> [INSTRUCTIONS FOR THE TASK] One figure is the whole answer: the number of lines below that contain the word "view".

[Web page and app entries]

'''

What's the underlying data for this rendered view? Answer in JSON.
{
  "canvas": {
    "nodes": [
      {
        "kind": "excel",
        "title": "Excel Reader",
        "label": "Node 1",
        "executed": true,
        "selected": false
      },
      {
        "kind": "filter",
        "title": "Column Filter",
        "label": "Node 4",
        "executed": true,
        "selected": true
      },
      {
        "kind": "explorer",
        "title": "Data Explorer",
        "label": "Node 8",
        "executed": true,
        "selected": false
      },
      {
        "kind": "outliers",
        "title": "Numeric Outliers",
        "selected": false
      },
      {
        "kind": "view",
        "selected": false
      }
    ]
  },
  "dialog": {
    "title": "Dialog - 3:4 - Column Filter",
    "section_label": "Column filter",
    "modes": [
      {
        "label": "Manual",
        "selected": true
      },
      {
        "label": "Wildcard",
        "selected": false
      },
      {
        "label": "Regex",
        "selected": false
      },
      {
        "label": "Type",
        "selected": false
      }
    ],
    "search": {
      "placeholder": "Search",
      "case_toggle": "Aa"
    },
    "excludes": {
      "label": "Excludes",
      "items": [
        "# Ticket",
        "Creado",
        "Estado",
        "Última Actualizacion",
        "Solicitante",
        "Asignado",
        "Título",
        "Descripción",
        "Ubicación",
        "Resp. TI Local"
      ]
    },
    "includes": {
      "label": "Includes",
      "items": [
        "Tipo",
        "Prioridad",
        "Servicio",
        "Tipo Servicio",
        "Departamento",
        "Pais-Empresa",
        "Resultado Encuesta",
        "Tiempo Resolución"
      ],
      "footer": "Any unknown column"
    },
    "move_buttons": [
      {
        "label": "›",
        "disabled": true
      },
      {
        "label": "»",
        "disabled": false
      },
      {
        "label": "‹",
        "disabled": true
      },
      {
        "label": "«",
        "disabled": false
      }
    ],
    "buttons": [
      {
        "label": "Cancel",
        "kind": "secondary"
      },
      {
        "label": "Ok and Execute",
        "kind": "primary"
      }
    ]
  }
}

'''

> [RESULT OF THIS TASK] 2